Insecticides

You and your neighbors want to enjoy your yards without having to deal with pesky bugs ruining the party, but you may want to think about how the insecticides being used may impact your dog. How heavy-duty are these insecticides? Are they safe for your dog to be around? What if your dog ate something that was sprayed with these chemicals? These are questions you need to ask yourself before you allow your dog to run freely in the yard.

One major kind of pesticide to avoid is disulfoton pesticide. Ingestion of this pesticide by dogs can lead to seizures, vomiting, diarrhea and even death. Even more troubling, is the fact that disulfoton pesticide is particularly appetizing to dogs, like a toxic salad dressing. Dog owners are advised not to use this sort of pesticide in their yards.

Parasites

If worrying about harmful insecticides wasn’t bad enough, we also need to be aware of all of the parasitic insects whose populations surge in the summer. Fleas, ticks, chewing lice, mites and mosquitos all want to feast on the delicious, nutritious (from a bug’s perspective) blood of your dog, which can lead to heartworms, Lyme disease and many other terrible conditions. In many cases, if these conditions are left untreated, the consequences can be fatal. Luckily, there are plenty of ways to combat these tiny blood-sucking critters and prevent heartworm and other diseases.

In order to prevent flea and tick infestations, a monthly preventative flea medication is a great option. Flea medications like Frontline Plus kill adult fleas as well as their eggs/larvae, making your dog’s coat inhospitable to fleas. Frontline Plus also kills ticks. Advantage for dogs is another option if you are just trying to target fleas.  If you are worried about heartworm, speak to your vet about getting a preventative heartworm medication like Heartgard Plus  or Nuheart.

Fertilizer

Much like insecticide, fertilizer can be toxic to dogs. They can cause vomiting, diarrhea, and even death. If you come across freshly fertilized soil during your walks or on your neighbor’s lawn, don’t let your dog play in it.

Herbicide

You may want to go the chemical route to getting rid of the weeds in your garden and driveway, but give it a second thought. The chemicals in many herbicides can be harmful to your dog. If you have neighbors who use herbicide, keep your dog away from their lawns until such time that the treatment has been absorbed by the ground below. If you really want to play it safe, a natural alternative to chemical herbicides is corn gluten meal which is considered to be safe for dogs.

Waterborne chemicals

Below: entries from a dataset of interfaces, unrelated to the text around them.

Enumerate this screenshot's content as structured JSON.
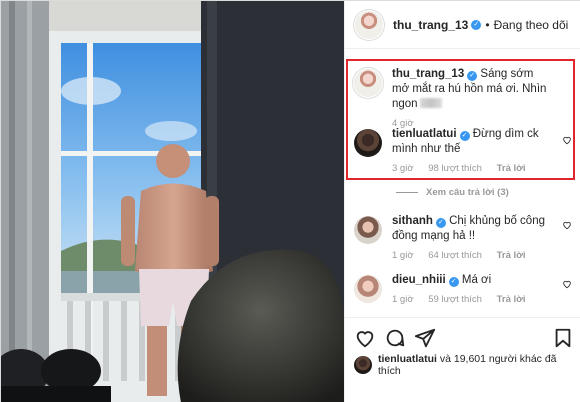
{
  "post": {
    "author": "thu_trang_13",
    "follow_status": "Đang theo dõi",
    "separator": "•"
  },
  "comments": [
    {
      "user": "thu_trang_13",
      "text": "Sáng sớm mở mắt ra hú hồn má ơi. Nhìn ngon",
      "time": "4 giờ"
    },
    {
      "user": "tienluatlatui",
      "text": "Đừng dìm ck mình như thế",
      "time": "3 giờ",
      "likes": "98 lượt thích",
      "reply": "Trả lời"
    },
    {
      "user": "sithanh",
      "text": "Chị khủng bố công đồng mạng hả !!",
      "time": "1 giờ",
      "likes": "64 lượt thích",
      "reply": "Trả lời"
    },
    {
      "user": "dieu_nhiii",
      "text": "Má ơi",
      "time": "1 giờ",
      "likes": "59 lượt thích",
      "reply": "Trả lời"
    }
  ],
  "view_replies": "Xem câu trả lời (3)",
  "liked_by": {
    "user": "tienluatlatui",
    "rest": "và 19,601 người khác đã thích"
  },
  "icons": [
    "heart-icon",
    "comment-icon",
    "share-icon",
    "bookmark-icon",
    "verified-badge-icon"
  ],
  "colors": {
    "highlight_box": "#e0262b",
    "verified": "#3897f0"
  }
}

Like any one of us, most dogs love a nice dip in the ocean or pool on a hot day. However, our dogs may not be fully aware of all of the chemicals us humans have applied to them. If you are down by a beach, take care to ensure that the particular beach has not been the site of any oil spills, or waste/chemical dumping. If you are by a swimming pool, know that chlorine can be a skin irritant to dogs and can also lead to an upset stomach if ingested at high volumes. To avoid your dog ingesting pool water, ensure that your dog is getting enough fresh water outside the pool. You may even want to get a small kiddie pool just for your dog and fill it up with the hose.

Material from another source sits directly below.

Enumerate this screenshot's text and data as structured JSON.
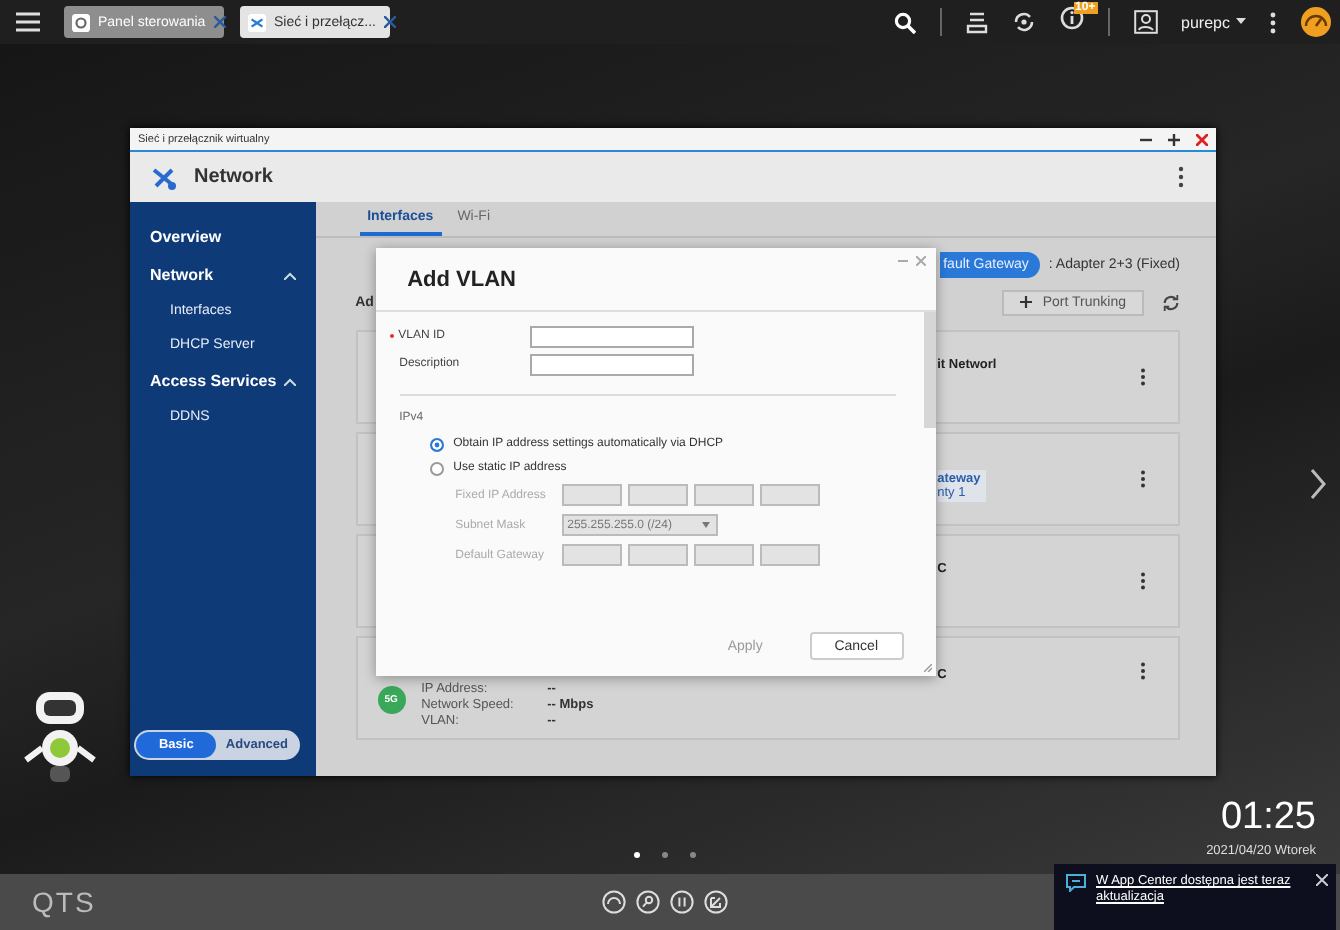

Allergens

Many common allergies in dogs are in full swing during the summer months. This includes pollen, mold, and fleas. If you are not aware of any particular allergies in your dog, be on the lookout. The signs of allergic reaction in dogs are much like those in humans. Itching, sneezing, coughing are all indicators that your dog’s allergies could be acting up. If you suspect your dog might be allergic to something in its environment, talk to a veterinarian. They may prescribe an atopic dermatitis medication like Atopica or they may advise you to give your dog an Anti-allergen pet shampoo.

 

After reading this, it may sound as though summer is fraught with danger and peril for dogs. Don’t worry. Now that you know what to look out for and the best practices of dealing with the summer environment, you and your dog are already ahead of the game.